When it comes to teens, motor vehicles are as dangerous as deadly weapons. According to the National Highway Traffic Safety Administration,motor vehicle crashes are the leading cause of death for 14-18 year olds in the United States. Unfortunately, however, far too many parents fail to take the time to talk with their teens about the many dangers of driving. October 18-24 is National Teen Driver Safety Week. In honor of this important week, we encourage you toteach your teens about safe driving.

5 Dangers Facing Teen Drivers When They Get Behind the Wheel

Most teens view driving a car or truck as a path to freedom. Finally, they are able to go where they want to go without having to rely on others for rides. Unfortunately, this luxury comes with significant dangers. The biggest risks facing teen drivers when they get behind the wheel include the following:

  • Using alcohol or drugs
  • Lack of seat belt use
  • Texting while driving
  • Speeding
  • Driving with extra passengers

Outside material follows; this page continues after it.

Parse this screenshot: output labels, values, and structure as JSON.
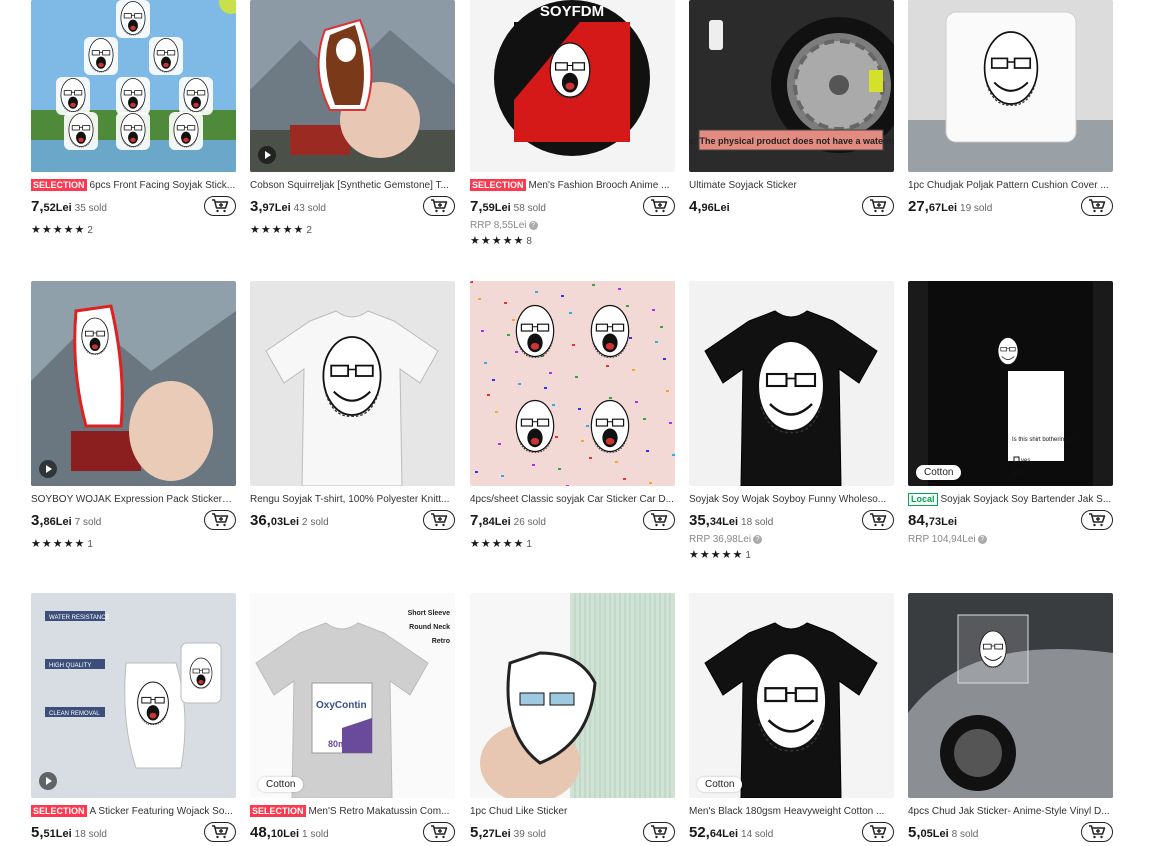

National Teen Driver Safety Week falls during a month that presents its own unique risks. As we all know, October means Halloween, a fun and exciting holiday enjoyed by all. Unfortunately, however, this holiday can also add to the danger when it comes to teens and car accidents. Help your teen avoid a crash by sharing the following important tips:

  1. Stay extra alert. On Halloween, parents and kids are out in abundance, walking on darkened roads as they trick-or-treat. They may be difficult to see. It is important to use added vigilance to avoid an accident.
  2. Slow your speed. With more people out and more vehicles on the road, it is important to give yourself enough time to react in the event the unexpected occurs.
  3. Do not drive if you are tired or distracted. Driving under these conditions makes it more difficult to prevent an accident. It is also more important than ever to avoid using a cell phone, navigational system, or the radio while operating the car since it may lead to distracted driving.
  4. Make sure you can see clearly. If your Halloween costume impairs your vision, take it off until you arrive at your destination.
  5. Use a designated driver or avoid drinking at Halloween parties. Driving while under the influence of alcohol is never a good idea, but this is especially true on Halloween, when there are an increased number of pedestrians and cars on the roadways.

Enjoy the beautiful fall this October, but help keep your teen safe by communicating about the importance of safe driving. We encourage you to share a link to this article on Facebook and Twitter today!